My old Kentucky home

Most of you know that I was born and raised in Owensboro, Ky. Most

people also know that I am a diehard Kentucky Wildcats fan,

particularly when it comes to basketball. Boy, do we have a great

team this year with a great coach. We got the best freshman in the

country and what an incredible turnaround for that program. This

team looks to be one of the best that Kentucky has ever had.

We know that basketball is probably the biggest sport in

Kentucky, but that could all change in a very short period of time.

We also know that Kentucky is famous for its horses, but the state

might soon become even more famous for its horsepower.

Most of you also know that I was heavily involved since the

beginning with the development, building and promotion of Kentucky

Speedway. It was a perfect site on roughly 1,200 acres for a

racetrack, and I was really excited about being a part of it from

the first shovel of dirt being turned. You had the interstate right

next to the track plus a community that was passionate about stock

car racing. Heck, if you flew over the track in a helicopter, you

would see the track is D-shaped and the garage is W-shaped. That

wasn’t by accident.

NASCAR was gracious enough to move both a Camping World

Series and Nationwide Series race there. So the track was off and

running. But let’s be clear here: There was never any guarantee of

a Cup race being awarded to Kentucky. In fact, talk like that was
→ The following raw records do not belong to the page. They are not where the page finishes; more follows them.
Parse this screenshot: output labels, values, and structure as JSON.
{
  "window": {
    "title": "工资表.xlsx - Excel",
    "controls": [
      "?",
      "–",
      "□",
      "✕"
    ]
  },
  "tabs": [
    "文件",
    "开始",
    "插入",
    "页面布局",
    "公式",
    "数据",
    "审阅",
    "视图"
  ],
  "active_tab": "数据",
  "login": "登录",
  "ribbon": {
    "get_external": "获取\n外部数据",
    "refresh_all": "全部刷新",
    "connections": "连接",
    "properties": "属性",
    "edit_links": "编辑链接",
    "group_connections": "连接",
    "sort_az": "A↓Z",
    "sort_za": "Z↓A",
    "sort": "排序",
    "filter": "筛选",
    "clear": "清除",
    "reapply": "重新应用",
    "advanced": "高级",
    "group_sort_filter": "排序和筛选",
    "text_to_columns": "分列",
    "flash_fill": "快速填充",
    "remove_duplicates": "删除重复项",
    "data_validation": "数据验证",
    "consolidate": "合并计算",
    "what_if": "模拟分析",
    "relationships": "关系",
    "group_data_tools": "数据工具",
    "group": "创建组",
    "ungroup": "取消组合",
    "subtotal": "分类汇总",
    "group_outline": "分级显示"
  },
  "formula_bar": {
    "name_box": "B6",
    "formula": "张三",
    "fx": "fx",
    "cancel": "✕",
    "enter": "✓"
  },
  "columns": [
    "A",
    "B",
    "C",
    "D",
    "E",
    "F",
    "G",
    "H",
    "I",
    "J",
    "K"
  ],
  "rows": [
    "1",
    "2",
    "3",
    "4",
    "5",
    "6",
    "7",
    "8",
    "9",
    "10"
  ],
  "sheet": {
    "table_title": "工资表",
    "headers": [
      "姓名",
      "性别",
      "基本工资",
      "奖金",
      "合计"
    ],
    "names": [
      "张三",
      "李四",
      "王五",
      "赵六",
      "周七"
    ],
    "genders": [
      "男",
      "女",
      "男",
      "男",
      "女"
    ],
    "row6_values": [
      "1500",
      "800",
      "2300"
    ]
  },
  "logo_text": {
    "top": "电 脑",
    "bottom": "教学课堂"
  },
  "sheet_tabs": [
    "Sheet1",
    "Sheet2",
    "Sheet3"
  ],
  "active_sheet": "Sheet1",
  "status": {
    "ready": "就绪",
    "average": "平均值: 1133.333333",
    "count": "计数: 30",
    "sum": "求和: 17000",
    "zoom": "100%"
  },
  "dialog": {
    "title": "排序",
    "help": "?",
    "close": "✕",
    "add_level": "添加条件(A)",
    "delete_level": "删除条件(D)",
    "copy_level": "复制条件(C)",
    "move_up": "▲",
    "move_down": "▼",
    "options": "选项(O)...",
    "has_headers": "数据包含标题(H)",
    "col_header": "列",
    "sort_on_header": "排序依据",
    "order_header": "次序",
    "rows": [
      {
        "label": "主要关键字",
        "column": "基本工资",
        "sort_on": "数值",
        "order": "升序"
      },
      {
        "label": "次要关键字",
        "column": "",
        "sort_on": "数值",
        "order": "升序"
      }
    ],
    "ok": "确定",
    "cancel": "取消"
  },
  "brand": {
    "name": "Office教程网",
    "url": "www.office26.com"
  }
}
discouraged. Sure, there was the possibility for associating with

another track owner and possible realignment of dates might bring a

race there.

That was encouraging, but unfortunately never materialized.

Now the difference between the Texas lawsuit and the Kentucky

lawsuit was as different as night and day. Texas was promised a

date. The date Texas got didn’t come from NASCAR. It came after

owner Bruton Smith, along with New Hampshire track owner Bob Bahre,

bought the North Wilkesboro track. They each took one of those two

dates. So Bruton opened Texas on the old North Wilkesboro date.

But Bruton never got the date he was promised from NASCAR,

and that led to a lawsuit in which Bruton prevailed. Now Kentucky,

on the other hand, was never promised anything. While assured there

might be a possibility of a date dependent on a lot of factors,

Kentucky was clearly told not to get its hopes up.

I always was of the belief that “If you build it, they will

come.” That track lacked for nothing. When it was planned out and

built, it was for NASCAR Sprint Cup racing. From parking to the

traffic flow to all the amenities, it was all with the thought of

Cup racing in the future. That was the plan from Day One.

The track has a lot of grip. If you ask the drivers, they

will tell you they love racing at Kentucky Speedway especially

because of the multiple grooves. The only issue that arose was the

track surface, but the owners didn’t hesitate to fix it any time

there was a problem. Now, it’s just so smooth and has a ton of

grip. That leads to a lot of exciting side-by-side racing.

The grandstands are primo. There are plenty of bathrooms,

which was a big complaint about tracks back in the day. The suites

are spectacular. There’s even an Outback Steakhouse restaurant in

the facility to provide catering for the suites. There’s even a

statue behind the backstretch by the souvenir store dedicated to

yours truly.

There’s simply nothing wrong with the track other than it

didn’t have a Cup date.

Unfortunately, time continued to pass, and despite the

tremendous turnouts by fans at the Nationwide, Truck series and

even IRL events, it became clear a Cup race was not on the horizon.

That became very discouraging after a while.

I was put in a very bad situation when the owners of Kentucky

Speedway sued NASCAR over the process of how dates are given to

racetracks. It just seems to me that nothing good ever comes from

lawsuits. When I learned the track could be bought, I was able to

get in touch with Bruton Smith and he went to Kentucky Speedway and

made a deal to buy it.

Bruton’s plan was to have a race there in 2010, but the track

owners refused to drop their lawsuit against NASCAR. A three-judge

federal appeals court panel rejected the claims by the track owners

last Friday. They said the owners failed to prove NASCAR and

International Speedway Corporation worked together to keep Kentucky

from being added to the Sprint Cup schedule. So I think this is

finally the end.

Hopefully it is, because then Bruton could move a race there

in 2011. When that happens, I just have to say it will be another

Red Letter day in DW’s life. All I ever wanted for that area of

northern Kentucky and southern Ohio was a great facility that the

community could be proud of and the jobs it would create.

Everything is in place to have one of the finest facilities

in the country with some of the most passionate NASCAR fans you

will ever see. I can’t wait to see the green flag fall for the very

first NASCAR Sprint Cup race at my old Kentucky home, which in this

case is Kentucky Speedway.